[Dataset rows describing interfaces]
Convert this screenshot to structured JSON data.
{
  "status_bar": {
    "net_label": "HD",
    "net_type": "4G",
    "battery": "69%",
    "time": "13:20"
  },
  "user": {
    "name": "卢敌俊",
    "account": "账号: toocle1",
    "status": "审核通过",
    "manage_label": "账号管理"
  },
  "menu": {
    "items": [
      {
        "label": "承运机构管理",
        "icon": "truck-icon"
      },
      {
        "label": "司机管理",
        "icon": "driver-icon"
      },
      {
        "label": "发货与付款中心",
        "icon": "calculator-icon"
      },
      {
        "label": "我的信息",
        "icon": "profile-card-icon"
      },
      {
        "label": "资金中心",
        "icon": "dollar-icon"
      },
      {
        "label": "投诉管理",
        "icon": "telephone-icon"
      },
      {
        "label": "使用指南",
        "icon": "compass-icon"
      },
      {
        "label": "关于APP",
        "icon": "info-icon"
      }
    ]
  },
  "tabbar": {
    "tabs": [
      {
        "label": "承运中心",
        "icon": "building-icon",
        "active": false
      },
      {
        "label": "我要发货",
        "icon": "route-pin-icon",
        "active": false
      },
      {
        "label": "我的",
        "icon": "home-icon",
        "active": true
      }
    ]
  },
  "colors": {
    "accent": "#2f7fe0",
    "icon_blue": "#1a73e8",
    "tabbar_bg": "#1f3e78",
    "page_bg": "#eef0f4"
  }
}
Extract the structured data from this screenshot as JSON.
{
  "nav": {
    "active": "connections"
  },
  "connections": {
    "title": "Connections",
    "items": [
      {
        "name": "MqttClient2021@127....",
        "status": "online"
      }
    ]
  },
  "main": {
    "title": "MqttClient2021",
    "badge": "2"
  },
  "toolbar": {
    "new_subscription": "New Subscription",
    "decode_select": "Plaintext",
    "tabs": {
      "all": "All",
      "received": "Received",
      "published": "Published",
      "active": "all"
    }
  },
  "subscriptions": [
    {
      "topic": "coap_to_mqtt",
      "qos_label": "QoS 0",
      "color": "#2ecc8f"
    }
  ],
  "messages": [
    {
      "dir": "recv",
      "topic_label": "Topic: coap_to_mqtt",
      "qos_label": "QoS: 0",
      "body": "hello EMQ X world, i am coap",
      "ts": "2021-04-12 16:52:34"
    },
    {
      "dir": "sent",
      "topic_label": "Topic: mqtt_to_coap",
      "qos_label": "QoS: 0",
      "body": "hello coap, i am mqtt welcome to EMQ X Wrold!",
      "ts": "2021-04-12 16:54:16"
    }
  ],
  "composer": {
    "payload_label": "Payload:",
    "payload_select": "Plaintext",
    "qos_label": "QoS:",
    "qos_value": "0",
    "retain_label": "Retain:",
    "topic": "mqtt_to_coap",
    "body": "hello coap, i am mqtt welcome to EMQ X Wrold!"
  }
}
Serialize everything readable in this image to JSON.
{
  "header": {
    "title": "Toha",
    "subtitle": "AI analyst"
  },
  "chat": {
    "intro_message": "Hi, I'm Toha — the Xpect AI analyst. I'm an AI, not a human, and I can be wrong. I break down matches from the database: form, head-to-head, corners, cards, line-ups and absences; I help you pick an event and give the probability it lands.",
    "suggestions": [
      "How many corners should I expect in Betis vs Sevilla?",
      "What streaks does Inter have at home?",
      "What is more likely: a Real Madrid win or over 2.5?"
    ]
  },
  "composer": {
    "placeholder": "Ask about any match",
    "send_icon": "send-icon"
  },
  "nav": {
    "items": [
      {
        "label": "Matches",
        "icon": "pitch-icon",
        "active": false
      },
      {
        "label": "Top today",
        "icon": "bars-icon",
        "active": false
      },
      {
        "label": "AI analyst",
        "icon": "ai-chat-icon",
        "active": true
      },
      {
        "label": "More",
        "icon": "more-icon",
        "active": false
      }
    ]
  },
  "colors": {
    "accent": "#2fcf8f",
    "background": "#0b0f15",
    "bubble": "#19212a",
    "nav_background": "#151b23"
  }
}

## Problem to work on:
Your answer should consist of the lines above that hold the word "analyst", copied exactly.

## Task answer:
    "subtitle": "AI analyst"
    "intro_message": "Hi, I'm Toha — the Xpect AI analyst. I'm an AI, not a human, and I can be wrong. I break down matches from the database: form, head-to-head, corners, cards, line-ups and absences; I help you pick an event and give the probability it lands.",
        "label": "AI analyst",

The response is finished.